■ **Exercise brief**
Write out the records below once more, exactly as they stand.

■ **Raw data**

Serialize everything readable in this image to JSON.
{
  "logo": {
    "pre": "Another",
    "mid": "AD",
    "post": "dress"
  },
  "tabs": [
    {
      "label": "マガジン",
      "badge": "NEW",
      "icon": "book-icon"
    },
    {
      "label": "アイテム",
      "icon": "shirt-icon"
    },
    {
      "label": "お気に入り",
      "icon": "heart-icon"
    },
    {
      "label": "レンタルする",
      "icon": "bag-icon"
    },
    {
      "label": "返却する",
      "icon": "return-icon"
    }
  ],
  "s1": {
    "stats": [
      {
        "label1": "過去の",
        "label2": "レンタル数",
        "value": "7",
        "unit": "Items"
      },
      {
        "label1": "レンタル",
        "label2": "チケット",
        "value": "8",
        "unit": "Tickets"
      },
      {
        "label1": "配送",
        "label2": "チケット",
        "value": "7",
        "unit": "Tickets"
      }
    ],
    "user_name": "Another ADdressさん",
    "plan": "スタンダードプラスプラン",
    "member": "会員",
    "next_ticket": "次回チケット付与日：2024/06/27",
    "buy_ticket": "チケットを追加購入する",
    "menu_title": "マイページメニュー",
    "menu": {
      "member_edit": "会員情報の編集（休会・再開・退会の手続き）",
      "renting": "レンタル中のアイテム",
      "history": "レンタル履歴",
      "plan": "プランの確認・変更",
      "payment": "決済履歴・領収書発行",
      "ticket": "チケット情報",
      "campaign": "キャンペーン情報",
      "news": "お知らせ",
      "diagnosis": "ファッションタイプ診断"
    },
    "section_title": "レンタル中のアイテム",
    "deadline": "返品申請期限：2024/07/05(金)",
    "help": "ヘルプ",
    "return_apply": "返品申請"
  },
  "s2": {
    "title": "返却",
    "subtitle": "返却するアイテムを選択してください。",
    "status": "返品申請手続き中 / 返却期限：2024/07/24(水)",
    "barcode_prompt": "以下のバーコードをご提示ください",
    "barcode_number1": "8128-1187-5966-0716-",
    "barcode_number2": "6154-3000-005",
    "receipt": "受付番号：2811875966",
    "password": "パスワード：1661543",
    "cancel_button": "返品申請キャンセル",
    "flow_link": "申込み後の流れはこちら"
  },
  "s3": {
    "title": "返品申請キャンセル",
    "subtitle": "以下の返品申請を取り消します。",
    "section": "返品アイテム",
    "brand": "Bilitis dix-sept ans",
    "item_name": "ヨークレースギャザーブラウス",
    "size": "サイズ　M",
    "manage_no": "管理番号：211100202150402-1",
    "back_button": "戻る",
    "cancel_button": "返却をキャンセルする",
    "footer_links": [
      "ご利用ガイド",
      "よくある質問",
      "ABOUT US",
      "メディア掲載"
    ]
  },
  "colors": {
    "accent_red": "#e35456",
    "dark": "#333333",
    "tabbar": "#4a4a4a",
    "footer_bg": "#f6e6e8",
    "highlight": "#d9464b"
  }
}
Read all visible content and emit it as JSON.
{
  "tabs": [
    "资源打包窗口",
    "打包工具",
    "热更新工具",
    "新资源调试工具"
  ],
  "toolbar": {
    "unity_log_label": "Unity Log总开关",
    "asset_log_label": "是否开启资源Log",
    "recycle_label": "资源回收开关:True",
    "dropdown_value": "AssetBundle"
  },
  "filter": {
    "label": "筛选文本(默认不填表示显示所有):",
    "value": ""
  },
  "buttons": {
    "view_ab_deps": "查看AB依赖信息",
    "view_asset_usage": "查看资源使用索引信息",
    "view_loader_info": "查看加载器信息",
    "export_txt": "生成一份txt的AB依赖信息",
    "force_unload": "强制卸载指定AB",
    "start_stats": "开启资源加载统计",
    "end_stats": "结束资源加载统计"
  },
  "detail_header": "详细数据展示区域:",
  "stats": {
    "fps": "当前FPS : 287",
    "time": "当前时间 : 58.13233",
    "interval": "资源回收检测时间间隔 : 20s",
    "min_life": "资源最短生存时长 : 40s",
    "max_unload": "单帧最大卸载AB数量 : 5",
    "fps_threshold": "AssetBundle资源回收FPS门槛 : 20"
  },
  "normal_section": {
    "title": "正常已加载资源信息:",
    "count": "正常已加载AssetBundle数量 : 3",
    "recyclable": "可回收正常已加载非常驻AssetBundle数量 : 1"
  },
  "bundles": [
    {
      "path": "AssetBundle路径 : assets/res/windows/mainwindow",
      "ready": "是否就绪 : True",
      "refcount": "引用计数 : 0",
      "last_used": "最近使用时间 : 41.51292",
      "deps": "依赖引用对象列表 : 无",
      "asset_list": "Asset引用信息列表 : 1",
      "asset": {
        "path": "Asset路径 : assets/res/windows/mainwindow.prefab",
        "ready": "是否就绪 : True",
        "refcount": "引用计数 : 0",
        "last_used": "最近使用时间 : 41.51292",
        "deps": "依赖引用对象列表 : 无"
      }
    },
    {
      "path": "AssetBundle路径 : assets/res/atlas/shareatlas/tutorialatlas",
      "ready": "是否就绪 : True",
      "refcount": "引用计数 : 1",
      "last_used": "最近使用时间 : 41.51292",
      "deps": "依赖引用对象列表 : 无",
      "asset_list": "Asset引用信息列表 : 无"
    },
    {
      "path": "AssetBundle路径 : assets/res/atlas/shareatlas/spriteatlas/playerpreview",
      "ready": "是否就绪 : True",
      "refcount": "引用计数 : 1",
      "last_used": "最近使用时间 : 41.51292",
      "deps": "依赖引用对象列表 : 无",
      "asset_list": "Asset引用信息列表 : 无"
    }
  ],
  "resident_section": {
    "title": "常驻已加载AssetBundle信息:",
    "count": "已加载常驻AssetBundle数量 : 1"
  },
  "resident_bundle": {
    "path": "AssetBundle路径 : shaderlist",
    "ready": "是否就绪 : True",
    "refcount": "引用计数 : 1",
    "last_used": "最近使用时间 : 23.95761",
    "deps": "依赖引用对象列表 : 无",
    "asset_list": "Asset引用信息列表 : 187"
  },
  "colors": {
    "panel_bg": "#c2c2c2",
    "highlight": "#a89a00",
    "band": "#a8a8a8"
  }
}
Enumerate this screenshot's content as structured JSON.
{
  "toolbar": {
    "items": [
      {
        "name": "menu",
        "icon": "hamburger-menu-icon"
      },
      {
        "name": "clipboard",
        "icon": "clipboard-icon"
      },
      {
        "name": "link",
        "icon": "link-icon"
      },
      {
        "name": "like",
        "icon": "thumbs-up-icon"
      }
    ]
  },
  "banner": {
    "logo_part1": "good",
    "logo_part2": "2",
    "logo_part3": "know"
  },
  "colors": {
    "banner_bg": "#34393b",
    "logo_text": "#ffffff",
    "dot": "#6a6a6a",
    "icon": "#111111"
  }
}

■ **Answer space**
Serialize everything readable in this image to JSON.
{
  "logo": {
    "pre": "Another",
    "mid": "AD",
    "post": "dress"
  },
  "tabs": [
    {
      "label": "マガジン",
      "badge": "NEW",
      "icon": "book-icon"
    },
    {
      "label": "アイテム",
      "icon": "shirt-icon"
    },
    {
      "label": "お気に入り",
      "icon": "heart-icon"
    },
    {
      "label": "レンタルする",
      "icon": "bag-icon"
    },
    {
      "label": "返却する",
      "icon": "return-icon"
    }
  ],
  "s1": {
    "stats": [
      {
        "label1": "過去の",
        "label2": "レンタル数",
        "value": "7",
        "unit": "Items"
      },
      {
        "label1": "レンタル",
        "label2": "チケット",
        "value": "8",
        "unit": "Tickets"
      },
      {
        "label1": "配送",
        "label2": "チケット",
        "value": "7",
        "unit": "Tickets"
      }
    ],
    "user_name": "Another ADdressさん",
    "plan": "スタンダードプラスプラン",
    "member": "会員",
    "next_ticket": "次回チケット付与日：2024/06/27",
    "buy_ticket": "チケットを追加購入する",
    "menu_title": "マイページメニュー",
    "menu": {
      "member_edit": "会員情報の編集（休会・再開・退会の手続き）",
      "renting": "レンタル中のアイテム",
      "history": "レンタル履歴",
      "plan": "プランの確認・変更",
      "payment": "決済履歴・領収書発行",
      "ticket": "チケット情報",
      "campaign": "キャンペーン情報",
      "news": "お知らせ",
      "diagnosis": "ファッションタイプ診断"
    },
    "section_title": "レンタル中のアイテム",
    "deadline": "返品申請期限：2024/07/05(金)",
    "help": "ヘルプ",
    "return_apply": "返品申請"
  },
  "s2": {
    "title": "返却",
    "subtitle": "返却するアイテムを選択してください。",
    "status": "返品申請手続き中 / 返却期限：2024/07/24(水)",
    "barcode_prompt": "以下のバーコードをご提示ください",
    "barcode_number1": "8128-1187-5966-0716-",
    "barcode_number2": "6154-3000-005",
    "receipt": "受付番号：2811875966",
    "password": "パスワード：1661543",
    "cancel_button": "返品申請キャンセル",
    "flow_link": "申込み後の流れはこちら"
  },
  "s3": {
    "title": "返品申請キャンセル",
    "subtitle": "以下の返品申請を取り消します。",
    "section": "返品アイテム",
    "brand": "Bilitis dix-sept ans",
    "item_name": "ヨークレースギャザーブラウス",
    "size": "サイズ　M",
    "manage_no": "管理番号：211100202150402-1",
    "back_button": "戻る",
    "cancel_button": "返却をキャンセルする",
    "footer_links": [
      "ご利用ガイド",
      "よくある質問",
      "ABOUT US",
      "メディア掲載"
    ]
  },
  "colors": {
    "accent_red": "#e35456",
    "dark": "#333333",
    "tabbar": "#4a4a4a",
    "footer_bg": "#f6e6e8",
    "highlight": "#d9464b"
  }
}
Read all visible content and emit it as JSON.
{
  "tabs": [
    "资源打包窗口",
    "打包工具",
    "热更新工具",
    "新资源调试工具"
  ],
  "toolbar": {
    "unity_log_label": "Unity Log总开关",
    "asset_log_label": "是否开启资源Log",
    "recycle_label": "资源回收开关:True",
    "dropdown_value": "AssetBundle"
  },
  "filter": {
    "label": "筛选文本(默认不填表示显示所有):",
    "value": ""
  },
  "buttons": {
    "view_ab_deps": "查看AB依赖信息",
    "view_asset_usage": "查看资源使用索引信息",
    "view_loader_info": "查看加载器信息",
    "export_txt": "生成一份txt的AB依赖信息",
    "force_unload": "强制卸载指定AB",
    "start_stats": "开启资源加载统计",
    "end_stats": "结束资源加载统计"
  },
  "detail_header": "详细数据展示区域:",
  "stats": {
    "fps": "当前FPS : 287",
    "time": "当前时间 : 58.13233",
    "interval": "资源回收检测时间间隔 : 20s",
    "min_life": "资源最短生存时长 : 40s",
    "max_unload": "单帧最大卸载AB数量 : 5",
    "fps_threshold": "AssetBundle资源回收FPS门槛 : 20"
  },
  "normal_section": {
    "title": "正常已加载资源信息:",
    "count": "正常已加载AssetBundle数量 : 3",
    "recyclable": "可回收正常已加载非常驻AssetBundle数量 : 1"
  },
  "bundles": [
    {
      "path": "AssetBundle路径 : assets/res/windows/mainwindow",
      "ready": "是否就绪 : True",
      "refcount": "引用计数 : 0",
      "last_used": "最近使用时间 : 41.51292",
      "deps": "依赖引用对象列表 : 无",
      "asset_list": "Asset引用信息列表 : 1",
      "asset": {
        "path": "Asset路径 : assets/res/windows/mainwindow.prefab",
        "ready": "是否就绪 : True",
        "refcount": "引用计数 : 0",
        "last_used": "最近使用时间 : 41.51292",
        "deps": "依赖引用对象列表 : 无"
      }
    },
    {
      "path": "AssetBundle路径 : assets/res/atlas/shareatlas/tutorialatlas",
      "ready": "是否就绪 : True",
      "refcount": "引用计数 : 1",
      "last_used": "最近使用时间 : 41.51292",
      "deps": "依赖引用对象列表 : 无",
      "asset_list": "Asset引用信息列表 : 无"
    },
    {
      "path": "AssetBundle路径 : assets/res/atlas/shareatlas/spriteatlas/playerpreview",
      "ready": "是否就绪 : True",
      "refcount": "引用计数 : 1",
      "last_used": "最近使用时间 : 41.51292",
      "deps": "依赖引用对象列表 : 无",
      "asset_list": "Asset引用信息列表 : 无"
    }
  ],
  "resident_section": {
    "title": "常驻已加载AssetBundle信息:",
    "count": "已加载常驻AssetBundle数量 : 1"
  },
  "resident_bundle": {
    "path": "AssetBundle路径 : shaderlist",
    "ready": "是否就绪 : True",
    "refcount": "引用计数 : 1",
    "last_used": "最近使用时间 : 23.95761",
    "deps": "依赖引用对象列表 : 无",
    "asset_list": "Asset引用信息列表 : 187"
  },
  "colors": {
    "panel_bg": "#c2c2c2",
    "highlight": "#a89a00",
    "band": "#a8a8a8"
  }
}
Enumerate this screenshot's content as structured JSON.
{
  "toolbar": {
    "items": [
      {
        "name": "menu",
        "icon": "hamburger-menu-icon"
      },
      {
        "name": "clipboard",
        "icon": "clipboard-icon"
      },
      {
        "name": "link",
        "icon": "link-icon"
      },
      {
        "name": "like",
        "icon": "thumbs-up-icon"
      }
    ]
  },
  "banner": {
    "logo_part1": "good",
    "logo_part2": "2",
    "logo_part3": "know"
  },
  "colors": {
    "banner_bg": "#34393b",
    "logo_text": "#ffffff",
    "dot": "#6a6a6a",
    "icon": "#111111"
  }
}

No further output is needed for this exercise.